When you file for divorce in New York, all property acquired while you were married is subject to an equitable division and distribution. This includes real estate, bank accounts, brokerage accounts, and, to the surprise of some couples, pension benefits earned while you and your spouse were still together.
If you are divorcing on amicable terms, you can reach your own agreement on how any retirement benefits will be distributed between you. If you fail to agree and a New York court is called upon to make the decision, it will typically use the formula established in Majauskas v. Majauskas, a Court of Appeals case from 1984 that created the following guidelines for pension division:
- 50% x years spent accruing benefits during the marriage, divided by total benefits accrued at the time of retirement
For example, if you accumulated ten years’ worth of service with your employer while married and retire after 20 years of service, your former spouse is entitled to 25% of your pension (50% x 10/20).
Although commonly used, this formula is not the only option for pension division. Others include:
- Awarding a specified dollar amount. With this method, your spouse receives a locked-in amount that will not increase if your salary goes up before you retire. It also has an impact on their right to a share of your cost-of-living adjustment.
- A share that takes effect on a specific date, typically the day the divorce action commences. Your spouse’s share can be calculated using a hypothetical retirement benefit using your final average salary and benefits accrued as of that date. Like the specific dollar amount method, this approach will generally leave your spouse with a smaller amount of your actual pension because it doesn’t take into account any post-dissolution wage or benefit increases.
Many divorcing couples don’t stop to think that pensions, which don’t take effect until years in the future, are considered marital assets. You may know that the marital home, vacation home, and other assets acquired during the marriage will have to be valued and divided, but pensions and other retirement benefits may be completely off your radar, especially when they are not expected to be distributed for a number of years.

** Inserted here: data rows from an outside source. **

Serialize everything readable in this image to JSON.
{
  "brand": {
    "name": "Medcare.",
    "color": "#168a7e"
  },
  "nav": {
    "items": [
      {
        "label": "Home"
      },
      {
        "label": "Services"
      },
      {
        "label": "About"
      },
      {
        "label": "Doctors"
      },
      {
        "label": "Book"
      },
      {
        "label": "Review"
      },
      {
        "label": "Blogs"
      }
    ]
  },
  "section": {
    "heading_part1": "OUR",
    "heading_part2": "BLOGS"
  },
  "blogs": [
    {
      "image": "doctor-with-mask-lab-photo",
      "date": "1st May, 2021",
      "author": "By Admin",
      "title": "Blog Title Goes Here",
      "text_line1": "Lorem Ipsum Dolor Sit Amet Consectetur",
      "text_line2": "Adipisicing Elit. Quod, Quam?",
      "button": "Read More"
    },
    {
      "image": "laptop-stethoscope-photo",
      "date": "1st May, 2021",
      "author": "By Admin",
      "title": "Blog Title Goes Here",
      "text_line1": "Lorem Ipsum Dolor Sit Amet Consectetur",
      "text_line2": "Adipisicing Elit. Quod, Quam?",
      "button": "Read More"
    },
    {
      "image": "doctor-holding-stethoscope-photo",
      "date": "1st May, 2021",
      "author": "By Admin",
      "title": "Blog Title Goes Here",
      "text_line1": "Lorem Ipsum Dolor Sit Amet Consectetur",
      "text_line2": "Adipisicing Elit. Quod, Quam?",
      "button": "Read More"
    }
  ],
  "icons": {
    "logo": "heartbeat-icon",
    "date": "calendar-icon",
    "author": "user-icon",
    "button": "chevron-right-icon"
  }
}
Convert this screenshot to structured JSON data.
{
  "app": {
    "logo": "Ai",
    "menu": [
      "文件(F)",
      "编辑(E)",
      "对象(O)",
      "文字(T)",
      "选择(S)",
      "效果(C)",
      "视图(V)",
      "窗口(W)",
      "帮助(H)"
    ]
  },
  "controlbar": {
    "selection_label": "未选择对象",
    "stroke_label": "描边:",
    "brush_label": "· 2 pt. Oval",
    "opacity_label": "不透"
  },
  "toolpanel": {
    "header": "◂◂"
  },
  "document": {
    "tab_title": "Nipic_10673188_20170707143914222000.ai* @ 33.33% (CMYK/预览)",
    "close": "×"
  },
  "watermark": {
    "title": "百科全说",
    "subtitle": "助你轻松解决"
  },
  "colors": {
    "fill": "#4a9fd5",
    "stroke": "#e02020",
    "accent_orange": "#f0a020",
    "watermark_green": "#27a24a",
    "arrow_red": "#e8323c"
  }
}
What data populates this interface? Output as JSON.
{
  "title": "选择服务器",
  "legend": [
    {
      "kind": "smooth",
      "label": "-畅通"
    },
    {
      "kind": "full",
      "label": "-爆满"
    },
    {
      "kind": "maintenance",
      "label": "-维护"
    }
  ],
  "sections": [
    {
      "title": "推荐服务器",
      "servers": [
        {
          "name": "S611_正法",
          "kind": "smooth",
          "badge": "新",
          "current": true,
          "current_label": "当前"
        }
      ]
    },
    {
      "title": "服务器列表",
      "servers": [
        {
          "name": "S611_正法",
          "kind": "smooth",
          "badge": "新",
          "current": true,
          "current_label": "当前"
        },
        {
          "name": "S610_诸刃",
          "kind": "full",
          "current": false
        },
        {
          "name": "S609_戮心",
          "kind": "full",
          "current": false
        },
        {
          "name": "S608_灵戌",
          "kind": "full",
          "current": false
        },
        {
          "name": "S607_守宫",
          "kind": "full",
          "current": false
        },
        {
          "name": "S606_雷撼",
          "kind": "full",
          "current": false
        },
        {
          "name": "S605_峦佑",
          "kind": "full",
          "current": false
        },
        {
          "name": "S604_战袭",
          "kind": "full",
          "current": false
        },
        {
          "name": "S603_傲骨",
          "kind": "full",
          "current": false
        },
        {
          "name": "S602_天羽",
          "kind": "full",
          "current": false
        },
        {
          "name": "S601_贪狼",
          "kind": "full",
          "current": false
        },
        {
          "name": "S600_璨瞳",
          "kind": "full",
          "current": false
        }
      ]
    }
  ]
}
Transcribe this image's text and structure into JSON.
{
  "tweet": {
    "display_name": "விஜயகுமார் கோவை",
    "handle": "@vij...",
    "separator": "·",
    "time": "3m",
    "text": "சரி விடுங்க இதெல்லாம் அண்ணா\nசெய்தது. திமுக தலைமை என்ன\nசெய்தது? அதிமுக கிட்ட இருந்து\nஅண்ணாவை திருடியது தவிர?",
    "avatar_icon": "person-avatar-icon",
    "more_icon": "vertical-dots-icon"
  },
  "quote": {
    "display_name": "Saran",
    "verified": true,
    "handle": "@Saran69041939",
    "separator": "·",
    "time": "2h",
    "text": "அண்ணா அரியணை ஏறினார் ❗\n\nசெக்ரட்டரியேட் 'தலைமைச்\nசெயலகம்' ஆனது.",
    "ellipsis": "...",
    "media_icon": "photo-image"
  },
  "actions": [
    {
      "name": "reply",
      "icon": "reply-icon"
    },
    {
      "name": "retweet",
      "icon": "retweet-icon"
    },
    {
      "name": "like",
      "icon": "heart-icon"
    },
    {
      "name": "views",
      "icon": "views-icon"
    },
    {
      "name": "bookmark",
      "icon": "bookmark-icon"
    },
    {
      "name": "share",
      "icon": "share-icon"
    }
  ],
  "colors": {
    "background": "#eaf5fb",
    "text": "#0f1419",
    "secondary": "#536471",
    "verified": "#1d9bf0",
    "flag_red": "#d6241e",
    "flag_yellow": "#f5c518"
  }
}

If you or your spouse have accrued pension benefits at work, seeking experienced legal counsel is essential. Division of pensions is one of the most challenging parts of marital estate distribution during divorce and tends to result in more appeals than any other aspect of the process. Jayson Lutzky is a Bronx, New York divorce attorney with over 36 years of experience. He will ensure that any division leaves you with sufficient financial resources for the future while remaining fair to your spouse. Call 718-329-9500 to learn more or to set up a free in-person initial consultation.